▶ _Requirement_
Across the entries that follow, work out the number of lines containing the string "coins", and state it alone.

▶ _Extracted records_
Segment Open

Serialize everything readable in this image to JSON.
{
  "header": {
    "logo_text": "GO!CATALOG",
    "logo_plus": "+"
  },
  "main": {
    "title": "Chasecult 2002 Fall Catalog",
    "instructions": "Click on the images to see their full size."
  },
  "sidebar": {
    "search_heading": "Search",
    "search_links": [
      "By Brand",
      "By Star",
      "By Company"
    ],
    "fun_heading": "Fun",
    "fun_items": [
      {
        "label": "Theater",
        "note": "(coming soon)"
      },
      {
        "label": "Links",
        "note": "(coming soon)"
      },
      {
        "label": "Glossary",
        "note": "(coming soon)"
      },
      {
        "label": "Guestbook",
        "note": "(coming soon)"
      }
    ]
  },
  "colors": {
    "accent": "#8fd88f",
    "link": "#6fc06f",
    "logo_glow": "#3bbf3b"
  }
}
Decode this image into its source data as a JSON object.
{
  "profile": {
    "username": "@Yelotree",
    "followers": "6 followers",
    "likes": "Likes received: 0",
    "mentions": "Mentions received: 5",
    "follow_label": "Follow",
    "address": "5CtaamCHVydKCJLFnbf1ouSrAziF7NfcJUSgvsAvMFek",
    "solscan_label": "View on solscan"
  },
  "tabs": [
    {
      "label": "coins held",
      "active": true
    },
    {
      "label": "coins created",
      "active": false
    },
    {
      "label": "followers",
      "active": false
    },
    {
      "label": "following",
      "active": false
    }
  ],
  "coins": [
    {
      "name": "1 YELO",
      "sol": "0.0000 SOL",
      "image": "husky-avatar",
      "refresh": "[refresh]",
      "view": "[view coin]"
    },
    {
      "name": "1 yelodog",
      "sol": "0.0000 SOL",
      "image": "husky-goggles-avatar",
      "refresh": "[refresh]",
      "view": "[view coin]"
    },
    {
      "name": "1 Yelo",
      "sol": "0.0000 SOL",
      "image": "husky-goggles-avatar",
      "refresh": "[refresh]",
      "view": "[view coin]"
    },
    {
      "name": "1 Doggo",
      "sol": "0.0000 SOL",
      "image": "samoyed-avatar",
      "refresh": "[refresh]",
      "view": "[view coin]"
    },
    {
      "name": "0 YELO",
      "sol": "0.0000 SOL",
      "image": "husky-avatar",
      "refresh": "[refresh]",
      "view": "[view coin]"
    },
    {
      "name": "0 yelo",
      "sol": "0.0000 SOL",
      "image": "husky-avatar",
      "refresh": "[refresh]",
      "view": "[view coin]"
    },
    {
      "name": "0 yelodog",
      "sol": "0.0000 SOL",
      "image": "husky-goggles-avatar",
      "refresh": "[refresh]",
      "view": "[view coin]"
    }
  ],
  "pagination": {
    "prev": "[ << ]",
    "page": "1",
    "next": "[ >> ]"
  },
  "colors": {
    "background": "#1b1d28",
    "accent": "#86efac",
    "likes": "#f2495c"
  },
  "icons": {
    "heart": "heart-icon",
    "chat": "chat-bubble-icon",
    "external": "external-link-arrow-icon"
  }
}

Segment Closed

▶ _Solution to this problem_
3